  • how do I avoid async await requirements on function calls (some pyolite function calls that can be used to mock non-WASM executed Python functions are asynchronous and require an await prefix; this makes it tricky to write code that runs anywhere; is there a way to mask the await requirement and wrap asynchronous calls in a non-async function?) [tracking?: pyodide/pyodide/issues/1503] There is also a related issue around things like time.sleep() [tracked here: pyodide/pyodide/issues/2354]
  • how do I synch with my desktop filesystem (eg synch browser storage and local storage, or run jupyterlite against the desktop filesystem rather than browser storage; at the moment, this requires file upload / download; presumably I can access the browser storage db from my desktop commandline?); [A: this is supported by jupyterlab-contrib/jupyterlab-filesystem-access]
  • how do I synch with remote synching drives (eg Dropbox, OneDrive, GoogleDrive etc. etc.); [tracking: jupyterlite/jupyterlite/issues/315]
  • how do I download a file programmatically (eg by creating a blob that can be downloaded from an auto-clicked link);
  • how do I open a remote notebook, e.g. in RetroLite (for example: (which does not currently work);
  • how do I install Python packages programmatically in a cross-platform way (currently, packages can be installed via notebooks using micropip; it would be more convenient to mask this via some %pip magic; see related issue).

To create platform agnostic notebooks, it might be that notebooks need to have a guarded cell that makes decisions about what package or workaround to load if the wasm platform is detected (eg via import platform as p; p.platform() etc.; test the platform and import packages as required, either via an if or via a try).

In passing, there are also various other things that would open up new opportunities; perhaps greatest amongst these are support for single executable cells, and for running code via pyolite kernels in Jupyer Book using thebe (tracking issue). But I also wonder: would it be possible to use pyolite to run as a part of a kernel gateway (eg Building a JSON API Using Jupyter Notebooks in Under 5 Minutes) to support serverless functions?

Fragment: On the Value of Traditional Indexes in Full Text Search Environments

Over the last few weeks, I’ve been tinkering with various recipes for pulling searchable text content out of the Internet Archive and popping it into a full text searchable database.

One of my first sketches has used 19th century editions of Notes & Queries. As well as the weekly “content” issues, N & Q also published two index volumes a year detailing the entries of the preceding volume.

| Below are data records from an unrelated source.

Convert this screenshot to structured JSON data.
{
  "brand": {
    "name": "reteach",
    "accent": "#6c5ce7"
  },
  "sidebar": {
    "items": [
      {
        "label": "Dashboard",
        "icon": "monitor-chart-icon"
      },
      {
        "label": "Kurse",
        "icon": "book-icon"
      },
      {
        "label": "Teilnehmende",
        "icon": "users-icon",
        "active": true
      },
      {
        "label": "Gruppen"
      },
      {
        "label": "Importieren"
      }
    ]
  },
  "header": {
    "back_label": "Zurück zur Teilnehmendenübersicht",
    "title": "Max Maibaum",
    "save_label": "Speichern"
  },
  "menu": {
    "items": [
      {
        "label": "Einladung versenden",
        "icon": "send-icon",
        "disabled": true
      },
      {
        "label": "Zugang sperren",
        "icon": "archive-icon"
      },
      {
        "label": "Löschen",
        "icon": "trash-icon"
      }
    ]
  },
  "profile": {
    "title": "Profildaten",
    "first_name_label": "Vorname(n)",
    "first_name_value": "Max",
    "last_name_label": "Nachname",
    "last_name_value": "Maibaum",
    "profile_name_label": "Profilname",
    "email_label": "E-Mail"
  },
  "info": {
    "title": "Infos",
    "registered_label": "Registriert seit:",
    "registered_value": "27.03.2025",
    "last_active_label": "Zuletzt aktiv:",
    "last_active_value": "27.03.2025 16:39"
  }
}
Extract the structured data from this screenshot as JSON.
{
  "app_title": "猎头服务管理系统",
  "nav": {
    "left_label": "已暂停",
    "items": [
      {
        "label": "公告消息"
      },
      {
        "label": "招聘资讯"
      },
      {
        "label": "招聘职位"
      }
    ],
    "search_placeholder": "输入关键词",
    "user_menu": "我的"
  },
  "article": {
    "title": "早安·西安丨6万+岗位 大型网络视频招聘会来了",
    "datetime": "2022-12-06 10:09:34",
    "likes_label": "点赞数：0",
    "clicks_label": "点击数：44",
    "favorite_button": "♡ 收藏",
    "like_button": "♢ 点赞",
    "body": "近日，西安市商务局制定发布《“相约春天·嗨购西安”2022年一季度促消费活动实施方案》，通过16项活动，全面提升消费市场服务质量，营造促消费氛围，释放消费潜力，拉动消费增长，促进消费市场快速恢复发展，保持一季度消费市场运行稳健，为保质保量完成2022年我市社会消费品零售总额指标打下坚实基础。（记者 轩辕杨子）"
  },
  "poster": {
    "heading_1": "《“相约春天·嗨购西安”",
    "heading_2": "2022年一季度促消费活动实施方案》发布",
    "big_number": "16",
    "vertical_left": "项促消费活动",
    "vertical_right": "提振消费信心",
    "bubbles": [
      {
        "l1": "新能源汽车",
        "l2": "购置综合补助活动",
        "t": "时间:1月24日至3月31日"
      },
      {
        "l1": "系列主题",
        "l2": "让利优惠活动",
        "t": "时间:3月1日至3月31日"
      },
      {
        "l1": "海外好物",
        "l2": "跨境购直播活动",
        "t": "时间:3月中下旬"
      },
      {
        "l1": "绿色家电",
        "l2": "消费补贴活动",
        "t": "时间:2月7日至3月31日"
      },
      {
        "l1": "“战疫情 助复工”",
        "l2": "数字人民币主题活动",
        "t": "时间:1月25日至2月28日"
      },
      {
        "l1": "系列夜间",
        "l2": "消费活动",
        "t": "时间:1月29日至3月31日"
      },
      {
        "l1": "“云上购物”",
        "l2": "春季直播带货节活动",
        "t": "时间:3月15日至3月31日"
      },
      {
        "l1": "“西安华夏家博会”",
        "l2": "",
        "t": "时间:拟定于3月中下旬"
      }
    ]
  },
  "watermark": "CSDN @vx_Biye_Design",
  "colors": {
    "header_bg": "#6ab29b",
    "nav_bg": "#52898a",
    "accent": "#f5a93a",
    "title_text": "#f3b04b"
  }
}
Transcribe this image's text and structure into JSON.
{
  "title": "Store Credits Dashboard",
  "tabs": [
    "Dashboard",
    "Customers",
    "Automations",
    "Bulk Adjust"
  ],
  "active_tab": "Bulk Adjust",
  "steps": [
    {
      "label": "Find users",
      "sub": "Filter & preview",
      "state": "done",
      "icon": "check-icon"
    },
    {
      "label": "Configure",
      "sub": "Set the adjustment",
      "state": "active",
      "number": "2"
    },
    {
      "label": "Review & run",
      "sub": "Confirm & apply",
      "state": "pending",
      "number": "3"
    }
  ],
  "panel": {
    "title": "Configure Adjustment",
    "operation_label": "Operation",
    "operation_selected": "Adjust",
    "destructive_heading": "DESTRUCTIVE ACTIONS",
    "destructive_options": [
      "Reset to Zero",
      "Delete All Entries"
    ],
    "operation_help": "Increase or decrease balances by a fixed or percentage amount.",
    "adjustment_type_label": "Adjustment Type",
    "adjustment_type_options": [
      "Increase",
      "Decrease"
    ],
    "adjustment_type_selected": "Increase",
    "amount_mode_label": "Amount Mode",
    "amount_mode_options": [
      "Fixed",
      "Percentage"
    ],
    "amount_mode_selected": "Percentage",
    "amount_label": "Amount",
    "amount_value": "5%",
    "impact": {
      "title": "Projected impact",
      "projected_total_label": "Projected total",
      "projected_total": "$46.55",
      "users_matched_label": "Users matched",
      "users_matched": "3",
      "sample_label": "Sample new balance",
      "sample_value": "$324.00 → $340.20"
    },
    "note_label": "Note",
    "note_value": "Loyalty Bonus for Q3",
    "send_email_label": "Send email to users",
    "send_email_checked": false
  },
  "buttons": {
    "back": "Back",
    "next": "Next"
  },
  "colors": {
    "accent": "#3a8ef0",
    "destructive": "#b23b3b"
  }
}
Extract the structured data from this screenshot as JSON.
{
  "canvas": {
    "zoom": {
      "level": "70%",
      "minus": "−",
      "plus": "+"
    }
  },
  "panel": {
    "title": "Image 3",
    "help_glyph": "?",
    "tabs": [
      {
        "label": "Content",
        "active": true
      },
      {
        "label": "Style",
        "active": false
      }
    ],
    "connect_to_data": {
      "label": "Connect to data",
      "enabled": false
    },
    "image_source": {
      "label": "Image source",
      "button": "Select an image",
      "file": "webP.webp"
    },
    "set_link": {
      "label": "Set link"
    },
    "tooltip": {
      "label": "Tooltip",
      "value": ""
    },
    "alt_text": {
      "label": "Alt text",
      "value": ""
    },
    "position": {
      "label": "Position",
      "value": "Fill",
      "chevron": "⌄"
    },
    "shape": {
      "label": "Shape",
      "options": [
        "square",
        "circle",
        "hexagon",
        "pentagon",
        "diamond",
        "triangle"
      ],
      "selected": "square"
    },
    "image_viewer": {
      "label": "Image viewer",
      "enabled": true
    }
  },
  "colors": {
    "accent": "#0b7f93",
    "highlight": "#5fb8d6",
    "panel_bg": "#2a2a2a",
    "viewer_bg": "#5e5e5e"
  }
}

Through starting trying to compile sensible index entries for my sin-eater unbook (still a work in progrgress, particularly the index) using the sphinx/Jupyter Book indexing features, I have a new found respect for the compilers of indexes: there’s a real craft to it.

At first glance, you might think there is limitied utility in having an index as well as full text search support, but there are at least two reasons at least why that’s not correct.

The first is navigational: the index provides both a way of identifying search terms as well as helping under the pattern of occurrences of a particular term.

The second is because full-text search using text extracted from large number of scans using OCR really sucks. Even with good stemming etc on full text search terms, even with fuzzy search tools, getting a match on a search term can, at times, be tricky.

So to supplement my full text search over N&Q, I am topping it up with a search into the index that also tries to identify pages directly from related index entries. (The use of the index is also a handy cross-check that the free text search has turned up at least the results included in the originally compiled index.

In passing, I also note the power of the internal cross-referencing scheme used across items appearing in N&Q…